When most parents think of teaching their child good social skills they think of making sure their child learns to say “Please” and “Thank you.” Others may even add in that a child should offer a snack to their friends during play dates or teach them why it is appropriate to give everyone in class a birthday invitation and not to exclude anyone. All of which are great social skills to have. For every child.
But, for parents of children with an invisible disability – whether that is Autism, Non-Verbal Learning Disorder, Sensory Processing Disorder, or even Bipolar Disorder – we think of completely different challenges when we are faced with teaching our children social skills. We think of reciprocal language, sharing control during play, being flexible, and not monopolizing the conversation (that is assuming they even know how to start a conversation in the first place).
Knowing our children have these complex challenges with social skills makes teaching social skills just a part of a much larger problem. And, often our children’s social skill deficits are compounded by other challenges – such as attention issues, sensory issues, or a simple lack of interest. But that doesn’t change the fact that most of our kids want friends.
And they need help from us to make – and keep – friends.
So how do you go about helping boost your child’s social skills? Good question!
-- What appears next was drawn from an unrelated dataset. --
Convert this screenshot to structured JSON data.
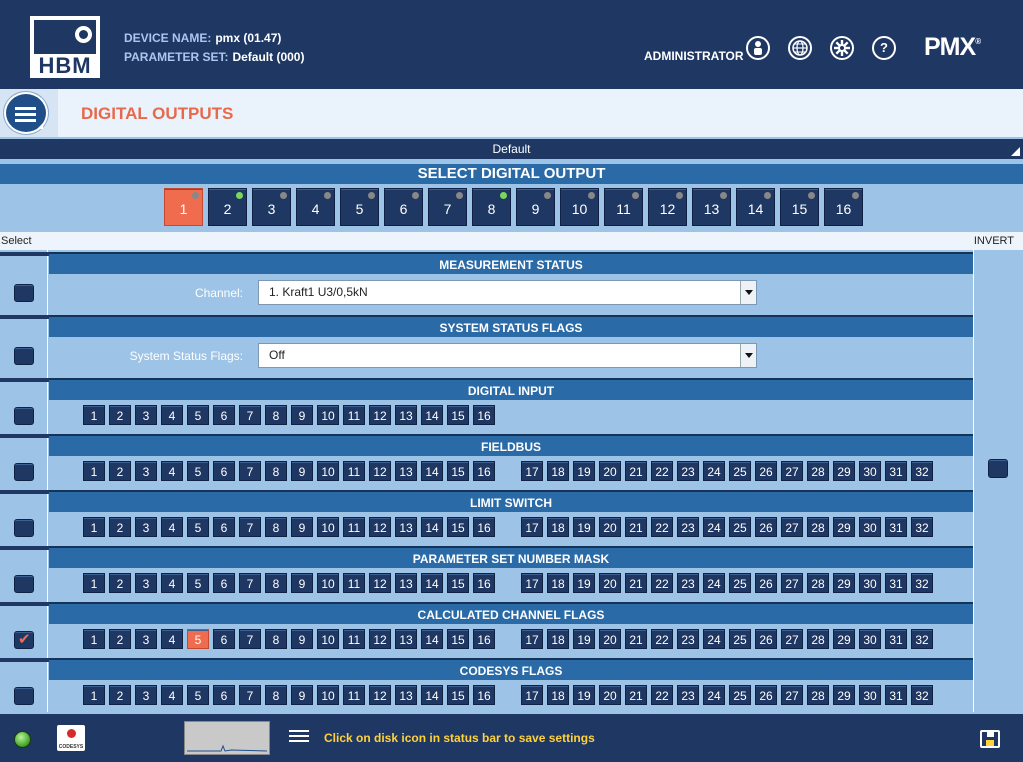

In our house we have tried many different ways to teach social skills, from the basic skills (ask someone to play with you), to the more complex (you have to respond to their question and ask another one), and the ones that have no explanation at all (how to fight ‘fair’). And over the years, I have boiled it down to those that work.
Here are 9 tips for boosting your child’s social skills:
1. Formal Classes: One of the most beneficial things I have done is take my oldest son to formal Social Skills classes. Ours were taught by a woman with her masters in social work, but many are led by other professionals (Speech Therapists, Educational Consultants, and counselors). At first I thought this was a waste and assumed I could do it on my own – I am social, I know what to do – but I couldn’t have been more wrong. The curriculum breaks down basic social situations into easy to learn, and easy to practice, lessons. From how to have host behavior and ways to share the control of play, to how to pick and keep friends, these step by step, straightforward lessons have been invaluable to us. …continue reading
I know most people mean well. People do not know what to say, or they feel compelled to try and make you feel better. Some are genuinely trying to be positive and others, well they